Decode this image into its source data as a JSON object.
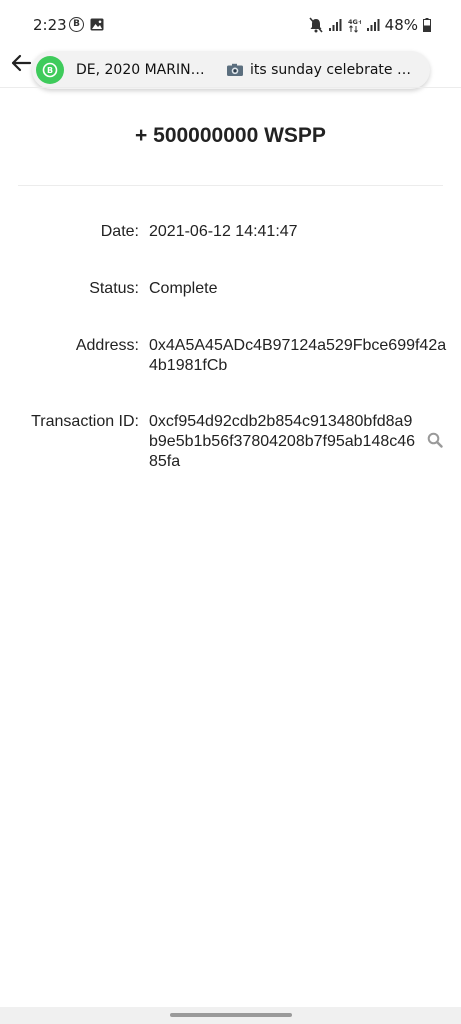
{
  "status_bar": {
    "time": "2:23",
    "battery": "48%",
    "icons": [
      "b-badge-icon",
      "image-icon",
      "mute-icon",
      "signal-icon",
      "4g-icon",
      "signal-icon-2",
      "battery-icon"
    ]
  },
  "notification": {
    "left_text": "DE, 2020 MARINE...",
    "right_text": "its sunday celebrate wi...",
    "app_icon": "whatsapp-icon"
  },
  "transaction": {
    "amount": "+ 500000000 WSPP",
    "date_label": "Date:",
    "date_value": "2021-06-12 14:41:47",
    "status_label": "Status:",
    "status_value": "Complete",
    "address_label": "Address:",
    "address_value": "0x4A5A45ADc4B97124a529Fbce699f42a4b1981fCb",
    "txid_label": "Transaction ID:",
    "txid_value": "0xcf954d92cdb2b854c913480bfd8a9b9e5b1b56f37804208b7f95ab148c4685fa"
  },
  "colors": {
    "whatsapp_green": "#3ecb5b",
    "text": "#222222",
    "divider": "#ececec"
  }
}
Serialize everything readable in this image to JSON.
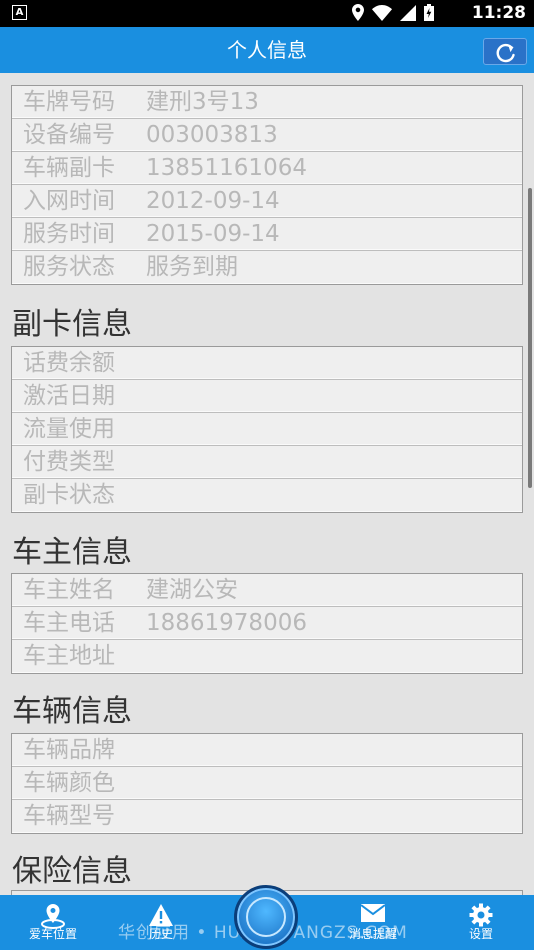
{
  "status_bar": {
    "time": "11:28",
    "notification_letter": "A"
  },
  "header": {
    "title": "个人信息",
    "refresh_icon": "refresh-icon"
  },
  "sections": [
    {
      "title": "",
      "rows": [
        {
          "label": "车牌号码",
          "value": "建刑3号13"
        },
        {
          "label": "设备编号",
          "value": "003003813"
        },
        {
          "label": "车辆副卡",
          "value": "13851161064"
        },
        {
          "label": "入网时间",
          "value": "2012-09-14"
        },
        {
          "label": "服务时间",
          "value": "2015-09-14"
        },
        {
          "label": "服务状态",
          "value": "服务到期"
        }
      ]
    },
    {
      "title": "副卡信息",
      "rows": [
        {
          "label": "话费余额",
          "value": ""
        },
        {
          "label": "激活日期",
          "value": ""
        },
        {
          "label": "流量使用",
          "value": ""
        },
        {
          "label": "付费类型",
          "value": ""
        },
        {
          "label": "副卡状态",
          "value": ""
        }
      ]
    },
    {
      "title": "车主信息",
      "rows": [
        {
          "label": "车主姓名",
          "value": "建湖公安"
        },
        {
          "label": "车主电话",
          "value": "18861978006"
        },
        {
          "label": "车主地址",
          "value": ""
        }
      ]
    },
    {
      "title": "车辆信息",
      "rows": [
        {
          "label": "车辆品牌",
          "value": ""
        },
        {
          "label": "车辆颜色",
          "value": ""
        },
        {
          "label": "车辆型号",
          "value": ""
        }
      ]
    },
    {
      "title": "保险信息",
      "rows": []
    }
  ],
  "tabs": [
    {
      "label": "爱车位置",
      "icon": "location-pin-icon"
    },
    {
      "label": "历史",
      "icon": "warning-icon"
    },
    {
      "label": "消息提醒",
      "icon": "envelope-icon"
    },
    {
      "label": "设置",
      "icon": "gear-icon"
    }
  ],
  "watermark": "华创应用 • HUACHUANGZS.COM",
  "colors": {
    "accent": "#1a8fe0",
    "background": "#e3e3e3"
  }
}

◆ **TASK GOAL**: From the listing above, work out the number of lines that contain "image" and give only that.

◆ **COMPLETED EXERCISE**: 3